general if a part is too hot to handle, it is too hot for penetrant testing.
Penetrant dwell is the total length of time the penetrant is allowed to remain on the part before removal of
the penetrant. This includes immersion, soak and drain times. The purpose of dwell is to allow the penetrant
to seep into and fill any surface openings.
Factors Inf luencing Penetrant Dwell.
There are a number of interacting factors that inf luence the length of time required for penetrant to enter
and fill a surface void. Some of the factors are included in the list, which is followed by descriptions of each
Width and depth of the void.
Type of penetrant.
Part material and form.
Type of discontinuity.

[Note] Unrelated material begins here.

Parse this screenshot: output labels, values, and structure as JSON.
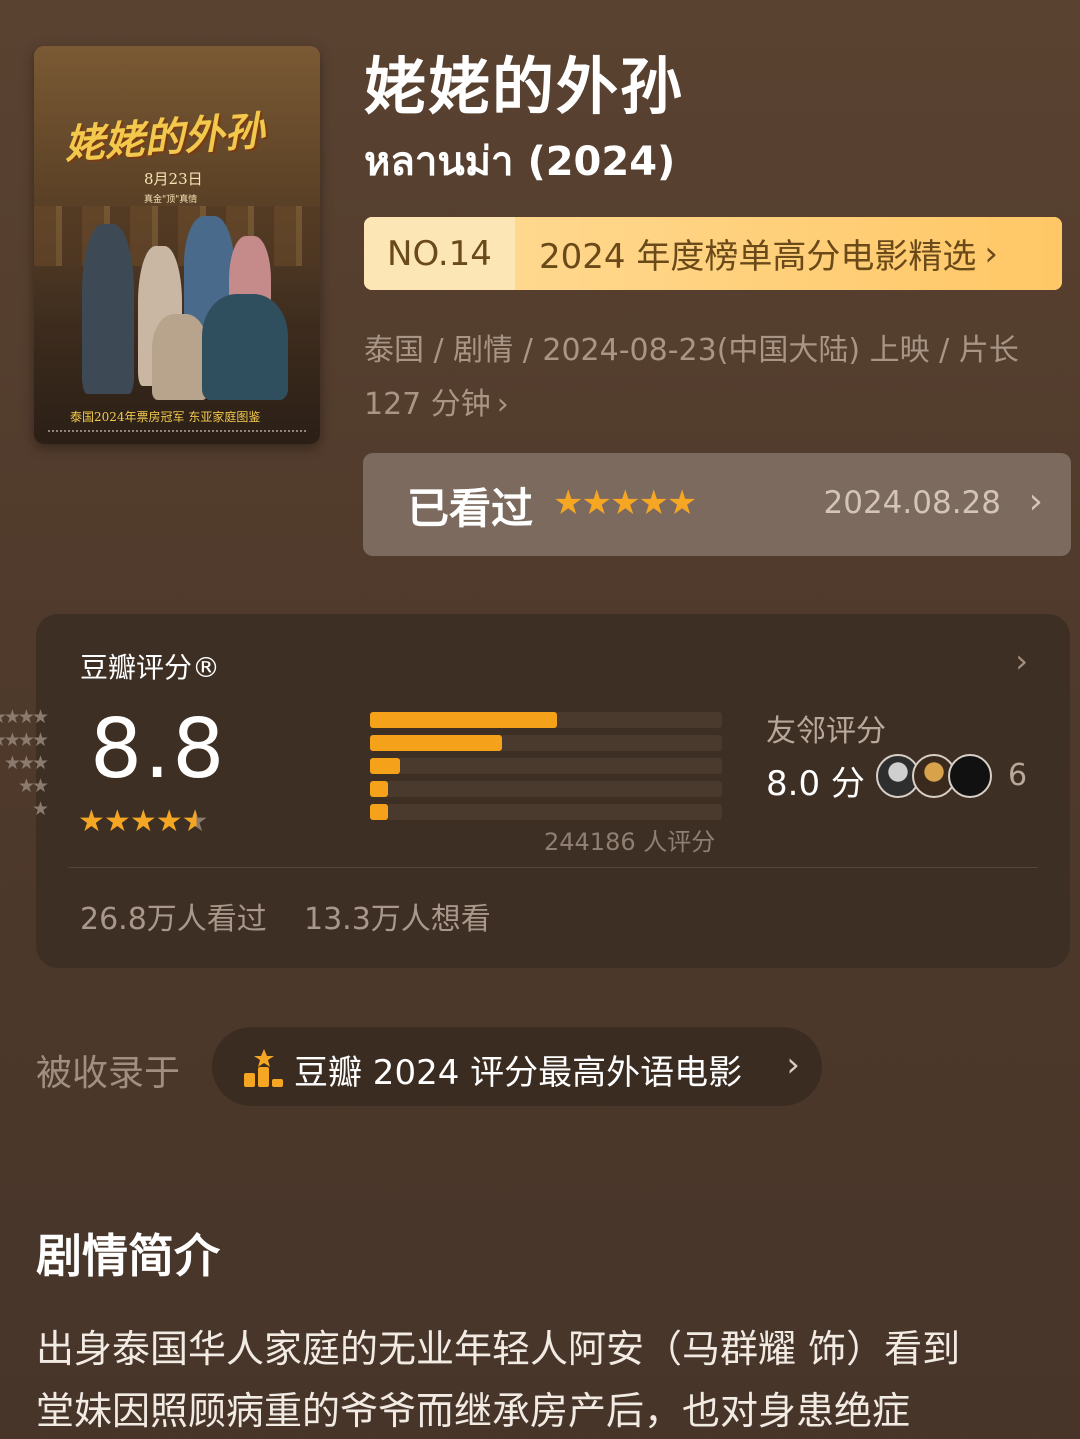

Cleanliness of the void.
The dwell time required for a penetrant to enter and fill a surface void depends mainly on the width of the
surface opening and depth of the void. Penetrant enters and fills voids with wide openings more rapidly than
those with narrow openings. Very narrow or tight f laws, such as those associated with fatigue cracking, may
require 2 to 5 times the length of dwell time needed for a wider f law caused by over-stressing. The larger void
depth requires more time to fill because there is more volume of void.
The sensitivity level of penetrants is affected by the length of penetrant dwell time. The differences in dwell
times are due to the differences in surface tension, contact angle, and viscosity of the various penetrant types
and sensitivities. While viscosities between manufacturers of the same type and sensitivity level vary, the
combination of factors tends to stabilize dwell time for each type and sensitivity. This allows penetrants
within each of the sensitivity levels to have equivalent dwell times.
Part Material and Form.
The effect of part material (steel, magnesium, aluminum, etc.) and form (castings, forgings, welds, etc.) on
penetrant dwell relates to the type of f law typically found. For example, cold shuts in steel casting tend to
have tighter openings than cold shuts in magnesium castings. Therefore, the dwell time for cold shuts in
steel castings is longer than the dwell time in magnesium and aluminum castings. Discontinuities occurring
in forgings are tighter than in castings and require more dwell time.
Type of Discontinuity.
The various types of discontinuities differ in the width of the opening. Laps are tighter than porosity, and
fatigue cracks are tighter than either laps or porosity. The required length of penetrant dwell increases as
the discontinuity width decreases (surface opening becomes tighter or narrower).